[YOUR GOAL] Your response should consist of every line below, reproduced without alteration.

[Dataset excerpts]
-=-=-=-=-

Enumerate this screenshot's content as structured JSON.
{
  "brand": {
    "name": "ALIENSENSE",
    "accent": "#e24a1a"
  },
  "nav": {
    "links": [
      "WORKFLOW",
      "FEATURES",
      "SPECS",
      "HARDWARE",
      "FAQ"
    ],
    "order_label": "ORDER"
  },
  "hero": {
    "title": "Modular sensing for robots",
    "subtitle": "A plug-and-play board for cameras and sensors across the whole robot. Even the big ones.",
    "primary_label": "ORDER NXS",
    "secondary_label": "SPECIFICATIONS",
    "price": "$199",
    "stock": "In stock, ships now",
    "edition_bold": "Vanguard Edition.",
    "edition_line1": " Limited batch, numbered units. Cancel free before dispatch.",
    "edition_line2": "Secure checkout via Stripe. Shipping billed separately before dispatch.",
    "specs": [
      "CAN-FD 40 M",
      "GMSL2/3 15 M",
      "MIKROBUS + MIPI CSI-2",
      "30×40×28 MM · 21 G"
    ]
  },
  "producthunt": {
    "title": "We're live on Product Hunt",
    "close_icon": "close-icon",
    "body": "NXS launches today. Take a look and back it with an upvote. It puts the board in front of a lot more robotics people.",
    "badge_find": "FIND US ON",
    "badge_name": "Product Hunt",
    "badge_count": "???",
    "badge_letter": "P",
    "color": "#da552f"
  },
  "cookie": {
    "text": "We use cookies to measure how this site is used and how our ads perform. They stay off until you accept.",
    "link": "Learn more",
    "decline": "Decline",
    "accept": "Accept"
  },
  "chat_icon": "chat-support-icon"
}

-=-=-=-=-

[RESPONSE TO THE EXERCISE]
Enumerate this screenshot's content as structured JSON.
{
  "brand": {
    "name": "ALIENSENSE",
    "accent": "#e24a1a"
  },
  "nav": {
    "links": [
      "WORKFLOW",
      "FEATURES",
      "SPECS",
      "HARDWARE",
      "FAQ"
    ],
    "order_label": "ORDER"
  },
  "hero": {
    "title": "Modular sensing for robots",
    "subtitle": "A plug-and-play board for cameras and sensors across the whole robot. Even the big ones.",
    "primary_label": "ORDER NXS",
    "secondary_label": "SPECIFICATIONS",
    "price": "$199",
    "stock": "In stock, ships now",
    "edition_bold": "Vanguard Edition.",
    "edition_line1": " Limited batch, numbered units. Cancel free before dispatch.",
    "edition_line2": "Secure checkout via Stripe. Shipping billed separately before dispatch.",
    "specs": [
      "CAN-FD 40 M",
      "GMSL2/3 15 M",
      "MIKROBUS + MIPI CSI-2",
      "30×40×28 MM · 21 G"
    ]
  },
  "producthunt": {
    "title": "We're live on Product Hunt",
    "close_icon": "close-icon",
    "body": "NXS launches today. Take a look and back it with an upvote. It puts the board in front of a lot more robotics people.",
    "badge_find": "FIND US ON",
    "badge_name": "Product Hunt",
    "badge_count": "???",
    "badge_letter": "P",
    "color": "#da552f"
  },
  "cookie": {
    "text": "We use cookies to measure how this site is used and how our ads perform. They stay off until you accept.",
    "link": "Learn more",
    "decline": "Decline",
    "accept": "Accept"
  },
  "chat_icon": "chat-support-icon"
}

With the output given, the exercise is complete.